■ **Brief**: Where an entry holds an image, skip the image but reproduce the rest word for word.

■ **Exercise materials**:
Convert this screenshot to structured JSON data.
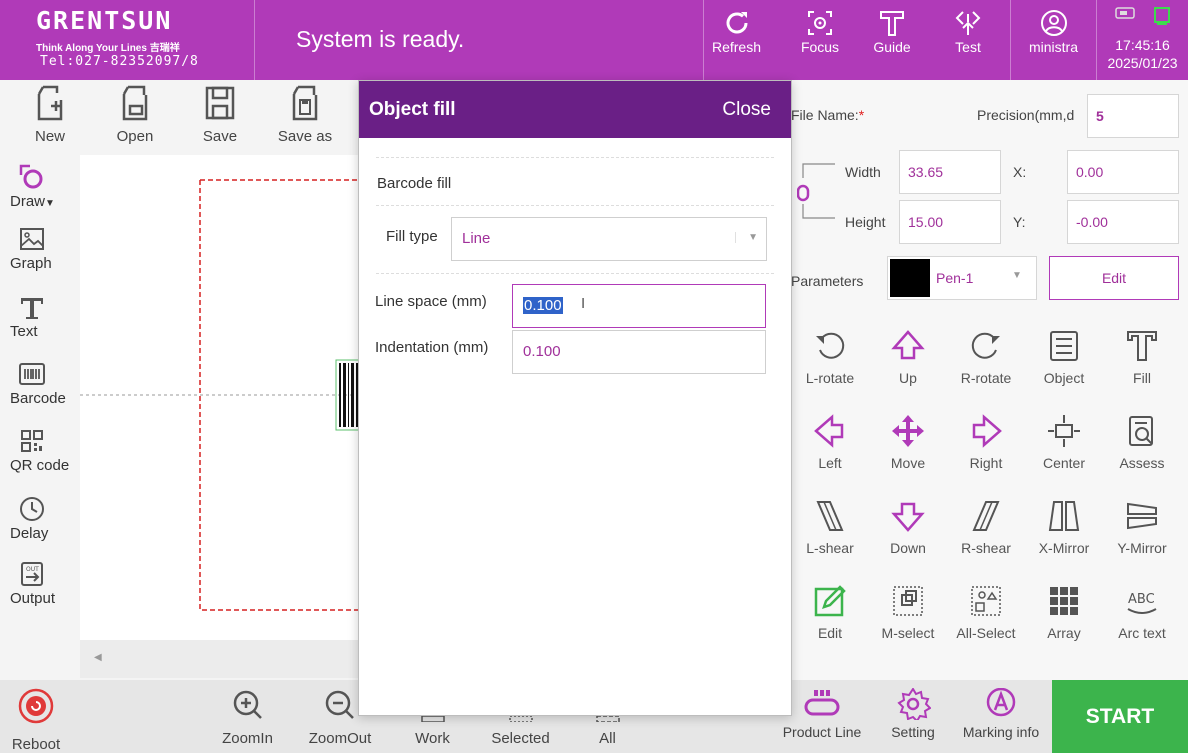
{
  "header": {
    "brand": "GRENTSUN",
    "tagline": "Think Along Your Lines 吉瑞祥",
    "tel": "Tel:027-82352097/8",
    "status": "System is ready.",
    "buttons": {
      "refresh": "Refresh",
      "focus": "Focus",
      "guide": "Guide",
      "test": "Test",
      "user": "ministra"
    },
    "time": "17:45:16",
    "date": "2025/01/23"
  },
  "file_ops": {
    "new": "New",
    "open": "Open",
    "save": "Save",
    "save_as": "Save as"
  },
  "left_tools": {
    "draw": "Draw",
    "graph": "Graph",
    "text": "Text",
    "barcode": "Barcode",
    "qrcode": "QR code",
    "delay": "Delay",
    "output": "Output"
  },
  "bottom": {
    "reboot": "Reboot",
    "zoomin": "ZoomIn",
    "zoomout": "ZoomOut",
    "work": "Work",
    "selected": "Selected",
    "all": "All"
  },
  "modal": {
    "title": "Object fill",
    "close": "Close",
    "section": "Barcode fill",
    "fill_type_label": "Fill type",
    "fill_type_value": "Line",
    "line_space_label": "Line space (mm)",
    "line_space_value": "0.100",
    "indentation_label": "Indentation (mm)",
    "indentation_value": "0.100"
  },
  "right_panel": {
    "file_name_label": "File Name:",
    "required_mark": "*",
    "precision_label": "Precision(mm,d",
    "precision_value": "5",
    "width_label": "Width",
    "width_value": "33.65",
    "height_label": "Height",
    "height_value": "15.00",
    "x_label": "X:",
    "x_value": "0.00",
    "y_label": "Y:",
    "y_value": "-0.00",
    "parameters_label": "Parameters",
    "pen_value": "Pen-1",
    "edit_param": "Edit",
    "tools": {
      "l_rotate": "L-rotate",
      "up": "Up",
      "r_rotate": "R-rotate",
      "object": "Object",
      "fill": "Fill",
      "left": "Left",
      "move": "Move",
      "right": "Right",
      "center": "Center",
      "assess": "Assess",
      "l_shear": "L-shear",
      "down": "Down",
      "r_shear": "R-shear",
      "x_mirror": "X-Mirror",
      "y_mirror": "Y-Mirror",
      "edit": "Edit",
      "m_select": "M-select",
      "all_select": "All-Select",
      "array": "Array",
      "arc_text": "Arc text"
    }
  },
  "right_bottom": {
    "product_line": "Product Line",
    "setting": "Setting",
    "marking_info": "Marking info",
    "start": "START"
  },
  "colors": {
    "header": "#b03ab8",
    "modal_header": "#6a1f86",
    "accent_text": "#a0309a",
    "start": "#3cb44c",
    "icon_accent": "#b03ab8"
  }
}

■ **Answer to this task**:
Convert this screenshot to structured JSON data.
{
  "header": {
    "brand": "GRENTSUN",
    "tagline": "Think Along Your Lines 吉瑞祥",
    "tel": "Tel:027-82352097/8",
    "status": "System is ready.",
    "buttons": {
      "refresh": "Refresh",
      "focus": "Focus",
      "guide": "Guide",
      "test": "Test",
      "user": "ministra"
    },
    "time": "17:45:16",
    "date": "2025/01/23"
  },
  "file_ops": {
    "new": "New",
    "open": "Open",
    "save": "Save",
    "save_as": "Save as"
  },
  "left_tools": {
    "draw": "Draw",
    "graph": "Graph",
    "text": "Text",
    "barcode": "Barcode",
    "qrcode": "QR code",
    "delay": "Delay",
    "output": "Output"
  },
  "bottom": {
    "reboot": "Reboot",
    "zoomin": "ZoomIn",
    "zoomout": "ZoomOut",
    "work": "Work",
    "selected": "Selected",
    "all": "All"
  },
  "modal": {
    "title": "Object fill",
    "close": "Close",
    "section": "Barcode fill",
    "fill_type_label": "Fill type",
    "fill_type_value": "Line",
    "line_space_label": "Line space (mm)",
    "line_space_value": "0.100",
    "indentation_label": "Indentation (mm)",
    "indentation_value": "0.100"
  },
  "right_panel": {
    "file_name_label": "File Name:",
    "required_mark": "*",
    "precision_label": "Precision(mm,d",
    "precision_value": "5",
    "width_label": "Width",
    "width_value": "33.65",
    "height_label": "Height",
    "height_value": "15.00",
    "x_label": "X:",
    "x_value": "0.00",
    "y_label": "Y:",
    "y_value": "-0.00",
    "parameters_label": "Parameters",
    "pen_value": "Pen-1",
    "edit_param": "Edit",
    "tools": {
      "l_rotate": "L-rotate",
      "up": "Up",
      "r_rotate": "R-rotate",
      "object": "Object",
      "fill": "Fill",
      "left": "Left",
      "move": "Move",
      "right": "Right",
      "center": "Center",
      "assess": "Assess",
      "l_shear": "L-shear",
      "down": "Down",
      "r_shear": "R-shear",
      "x_mirror": "X-Mirror",
      "y_mirror": "Y-Mirror",
      "edit": "Edit",
      "m_select": "M-select",
      "all_select": "All-Select",
      "array": "Array",
      "arc_text": "Arc text"
    }
  },
  "right_bottom": {
    "product_line": "Product Line",
    "setting": "Setting",
    "marking_info": "Marking info",
    "start": "START"
  },
  "colors": {
    "header": "#b03ab8",
    "modal_header": "#6a1f86",
    "accent_text": "#a0309a",
    "start": "#3cb44c",
    "icon_accent": "#b03ab8"
  }
}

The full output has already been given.